Exercise requirements - What you return should match the data below exactly, with no pictures in it.

Web page and app entries:
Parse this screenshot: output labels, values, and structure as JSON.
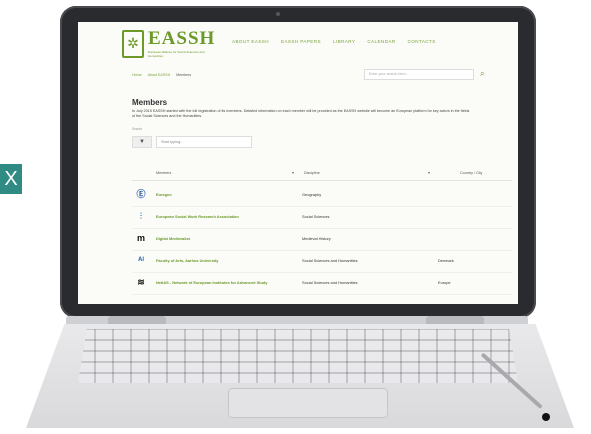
{
  "badge": {
    "text": "X"
  },
  "site": {
    "logo_title": "EASSH",
    "logo_sub": "European Alliance for Social Sciences and Humanities",
    "nav": [
      "ABOUT EASSH",
      "EASSH PAPERS",
      "LIBRARY",
      "CALENDAR",
      "CONTACTS"
    ]
  },
  "breadcrumb": [
    "Home",
    "About EASSH",
    "Members"
  ],
  "search": {
    "placeholder": "Enter your search term..."
  },
  "page": {
    "title": "Members",
    "intro": "In July 2015 EASSH started with the full registration of its members. Detailed information on each member will be provided as the EASSH website will become an European platform for key actors in the fields of the Social Sciences and the Humanities."
  },
  "filter": {
    "label": "Search",
    "placeholder": "Start typing..."
  },
  "table": {
    "headers": [
      "Members",
      "Discipline",
      "Country / City"
    ],
    "rows": [
      {
        "logo": "Ⓔ",
        "logo_color": "#2a5aa8",
        "name": "Euregeo",
        "discipline": "Geography",
        "country": ""
      },
      {
        "logo": "⫶",
        "logo_color": "#2a86c9",
        "name": "European Social Work Research Association",
        "discipline": "Social Sciences",
        "country": ""
      },
      {
        "logo": "m",
        "logo_color": "#111111",
        "name": "Digital Medievalist",
        "discipline": "Medieval History",
        "country": ""
      },
      {
        "logo": "ᴬᴵ",
        "logo_color": "#3a6fb0",
        "name": "Faculty of Arts, Aarhus University",
        "discipline": "Social Sciences and Humanities",
        "country": "Denmark"
      },
      {
        "logo": "≋",
        "logo_color": "#222222",
        "name": "NetIAS - Network of European Institutes for Advanced Study",
        "discipline": "Social Sciences and Humanities",
        "country": "Europe"
      }
    ]
  },
  "colors": {
    "accent": "#6b9a2a",
    "badge": "#2f8b83"
  }
}
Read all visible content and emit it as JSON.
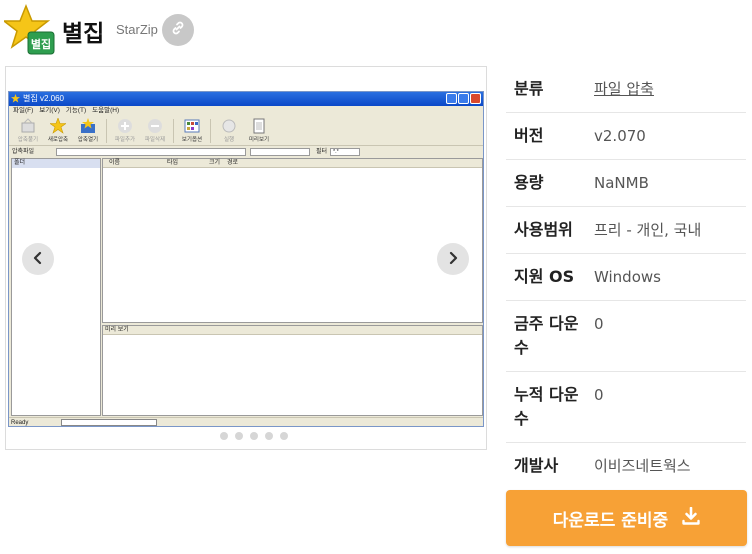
{
  "app": {
    "title": "별집",
    "subtitle": "StarZip",
    "logo_badge": "별집"
  },
  "screenshot": {
    "window_title": "별집 v2.060",
    "menu": [
      "파일(F)",
      "보기(V)",
      "기능(T)",
      "도움말(H)"
    ],
    "toolbar": [
      "압축풀기",
      "새로압축",
      "압축열기",
      "파일추가",
      "파일삭제",
      "보기옵션",
      "실행",
      "미리보기"
    ],
    "address_label": "압축파일",
    "filter_label": "필터",
    "filter_value": "*.*",
    "left_pane_header": "폴더",
    "columns": [
      "이름",
      "타입",
      "크기",
      "경로"
    ],
    "preview_header": "미리 보기",
    "status_text": "Ready"
  },
  "carousel": {
    "slide_count": 5,
    "active_index": 0
  },
  "info": {
    "rows": [
      {
        "label": "분류",
        "value": "파일 압축"
      },
      {
        "label": "버전",
        "value": "v2.070"
      },
      {
        "label": "용량",
        "value": "NaNMB"
      },
      {
        "label": "사용범위",
        "value": "프리 - 개인, 국내"
      },
      {
        "label": "지원 OS",
        "value": "Windows"
      },
      {
        "label": "금주 다운수",
        "value": "0"
      },
      {
        "label": "누적 다운수",
        "value": "0"
      },
      {
        "label": "개발사",
        "value": "이비즈네트웍스"
      }
    ]
  },
  "download": {
    "label": "다운로드 준비중"
  },
  "colors": {
    "download_orange": "#f7a136",
    "star_yellow": "#f5c518",
    "badge_green": "#2e9e4f",
    "link_gray": "#c8c8c8"
  },
  "icons": [
    "star-logo-icon",
    "link-icon",
    "chevron-left-icon",
    "chevron-right-icon",
    "download-icon"
  ]
}
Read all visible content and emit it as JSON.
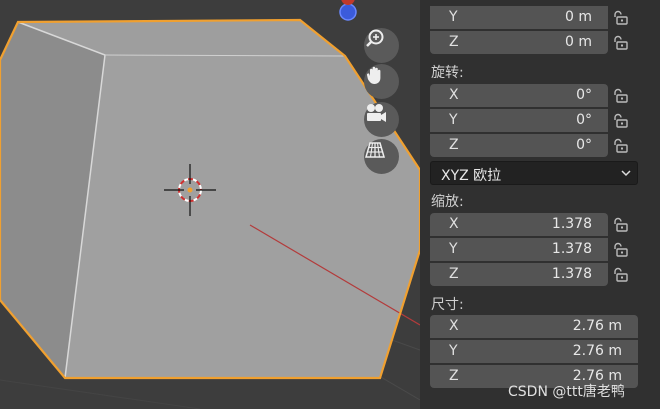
{
  "panel": {
    "location": {
      "y": {
        "axis": "Y",
        "value": "0 m"
      },
      "z": {
        "axis": "Z",
        "value": "0 m"
      }
    },
    "rotation": {
      "label": "旋转:",
      "x": {
        "axis": "X",
        "value": "0°"
      },
      "y": {
        "axis": "Y",
        "value": "0°"
      },
      "z": {
        "axis": "Z",
        "value": "0°"
      },
      "mode": "XYZ 欧拉"
    },
    "scale": {
      "label": "缩放:",
      "x": {
        "axis": "X",
        "value": "1.378"
      },
      "y": {
        "axis": "Y",
        "value": "1.378"
      },
      "z": {
        "axis": "Z",
        "value": "1.378"
      }
    },
    "dimensions": {
      "label": "尺寸:",
      "x": {
        "axis": "X",
        "value": "2.76 m"
      },
      "y": {
        "axis": "Y",
        "value": "2.76 m"
      },
      "z": {
        "axis": "Z",
        "value": "2.76 m"
      }
    }
  },
  "viewport": {
    "nav_icons": [
      "zoom-icon",
      "hand-pan-icon",
      "camera-icon",
      "grid-perspective-icon"
    ],
    "selection_color": "#f0a030"
  },
  "watermark": "CSDN @ttt唐老鸭"
}
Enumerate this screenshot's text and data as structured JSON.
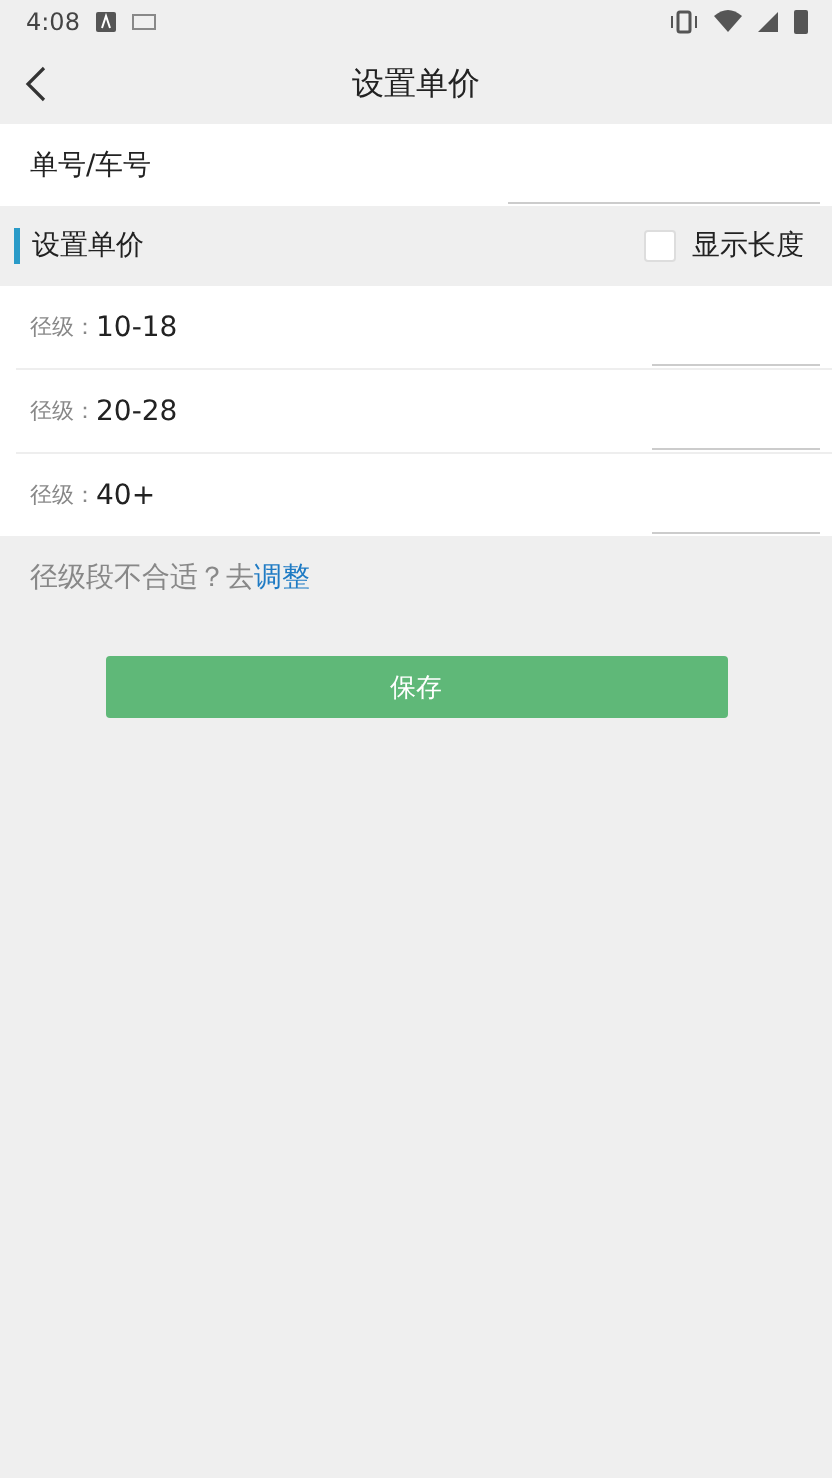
{
  "status_bar": {
    "time": "4:08"
  },
  "app_bar": {
    "title": "设置单价"
  },
  "order_field": {
    "label": "单号/车号"
  },
  "section": {
    "title": "设置单价",
    "show_length": {
      "label": "显示长度",
      "checked": false
    }
  },
  "grades": [
    {
      "label": "径级：",
      "range": "10-18"
    },
    {
      "label": "径级：",
      "range": "20-28"
    },
    {
      "label": "径级：",
      "range": "40+"
    }
  ],
  "hint": {
    "text": "径级段不合适？去",
    "link": "调整"
  },
  "save_button": "保存"
}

Response for this exercise -
Parse this screenshot: output labels, values, and structure as JSON.
{
  "badge": {
    "text": "X"
  },
  "site": {
    "logo_title": "EASSH",
    "logo_sub": "European Alliance for Social Sciences and Humanities",
    "nav": [
      "ABOUT EASSH",
      "EASSH PAPERS",
      "LIBRARY",
      "CALENDAR",
      "CONTACTS"
    ]
  },
  "breadcrumb": [
    "Home",
    "About EASSH",
    "Members"
  ],
  "search": {
    "placeholder": "Enter your search term..."
  },
  "page": {
    "title": "Members",
    "intro": "In July 2015 EASSH started with the full registration of its members. Detailed information on each member will be provided as the EASSH website will become an European platform for key actors in the fields of the Social Sciences and the Humanities."
  },
  "filter": {
    "label": "Search",
    "placeholder": "Start typing..."
  },
  "table": {
    "headers": [
      "Members",
      "Discipline",
      "Country / City"
    ],
    "rows": [
      {
        "logo": "Ⓔ",
        "logo_color": "#2a5aa8",
        "name": "Euregeo",
        "discipline": "Geography",
        "country": ""
      },
      {
        "logo": "⫶",
        "logo_color": "#2a86c9",
        "name": "European Social Work Research Association",
        "discipline": "Social Sciences",
        "country": ""
      },
      {
        "logo": "m",
        "logo_color": "#111111",
        "name": "Digital Medievalist",
        "discipline": "Medieval History",
        "country": ""
      },
      {
        "logo": "ᴬᴵ",
        "logo_color": "#3a6fb0",
        "name": "Faculty of Arts, Aarhus University",
        "discipline": "Social Sciences and Humanities",
        "country": "Denmark"
      },
      {
        "logo": "≋",
        "logo_color": "#222222",
        "name": "NetIAS - Network of European Institutes for Advanced Study",
        "discipline": "Social Sciences and Humanities",
        "country": "Europe"
      }
    ]
  },
  "colors": {
    "accent": "#6b9a2a",
    "badge": "#2f8b83"
  }
}
Read all visible content and emit it as JSON.
{
  "app": {
    "title": "별집",
    "subtitle": "StarZip",
    "logo_badge": "별집"
  },
  "screenshot": {
    "window_title": "별집 v2.060",
    "menu": [
      "파일(F)",
      "보기(V)",
      "기능(T)",
      "도움말(H)"
    ],
    "toolbar": [
      "압축풀기",
      "새로압축",
      "압축열기",
      "파일추가",
      "파일삭제",
      "보기옵션",
      "실행",
      "미리보기"
    ],
    "address_label": "압축파일",
    "filter_label": "필터",
    "filter_value": "*.*",
    "left_pane_header": "폴더",
    "columns": [
      "이름",
      "타입",
      "크기",
      "경로"
    ],
    "preview_header": "미리 보기",
    "status_text": "Ready"
  },
  "carousel": {
    "slide_count": 5,
    "active_index": 0
  },
  "info": {
    "rows": [
      {
        "label": "분류",
        "value": "파일 압축"
      },
      {
        "label": "버전",
        "value": "v2.070"
      },
      {
        "label": "용량",
        "value": "NaNMB"
      },
      {
        "label": "사용범위",
        "value": "프리 - 개인, 국내"
      },
      {
        "label": "지원 OS",
        "value": "Windows"
      },
      {
        "label": "금주 다운수",
        "value": "0"
      },
      {
        "label": "누적 다운수",
        "value": "0"
      },
      {
        "label": "개발사",
        "value": "이비즈네트웍스"
      }
    ]
  },
  "download": {
    "label": "다운로드 준비중"
  },
  "colors": {
    "download_orange": "#f7a136",
    "star_yellow": "#f5c518",
    "badge_green": "#2e9e4f",
    "link_gray": "#c8c8c8"
  },
  "icons": [
    "star-logo-icon",
    "link-icon",
    "chevron-left-icon",
    "chevron-right-icon",
    "download-icon"
  ]
}
Read all visible content and emit it as JSON.
{
  "panel": {
    "location": {
      "y": {
        "axis": "Y",
        "value": "0 m"
      },
      "z": {
        "axis": "Z",
        "value": "0 m"
      }
    },
    "rotation": {
      "label": "旋转:",
      "x": {
        "axis": "X",
        "value": "0°"
      },
      "y": {
        "axis": "Y",
        "value": "0°"
      },
      "z": {
        "axis": "Z",
        "value": "0°"
      },
      "mode": "XYZ 欧拉"
    },
    "scale": {
      "label": "缩放:",
      "x": {
        "axis": "X",
        "value": "1.378"
      },
      "y": {
        "axis": "Y",
        "value": "1.378"
      },
      "z": {
        "axis": "Z",
        "value": "1.378"
      }
    },
    "dimensions": {
      "label": "尺寸:",
      "x": {
        "axis": "X",
        "value": "2.76 m"
      },
      "y": {
        "axis": "Y",
        "value": "2.76 m"
      },
      "z": {
        "axis": "Z",
        "value": "2.76 m"
      }
    }
  },
  "viewport": {
    "nav_icons": [
      "zoom-icon",
      "hand-pan-icon",
      "camera-icon",
      "grid-perspective-icon"
    ],
    "selection_color": "#f0a030"
  },
  "watermark": "CSDN @ttt唐老鸭"
}
Enumerate this screenshot's text and data as structured JSON.
{
  "status_bar": {
    "time": "4:08"
  },
  "app_bar": {
    "title": "设置单价"
  },
  "order_field": {
    "label": "单号/车号"
  },
  "section": {
    "title": "设置单价",
    "show_length": {
      "label": "显示长度",
      "checked": false
    }
  },
  "grades": [
    {
      "label": "径级：",
      "range": "10-18"
    },
    {
      "label": "径级：",
      "range": "20-28"
    },
    {
      "label": "径级：",
      "range": "40+"
    }
  ],
  "hint": {
    "text": "径级段不合适？去",
    "link": "调整"
  },
  "save_button": "保存"
}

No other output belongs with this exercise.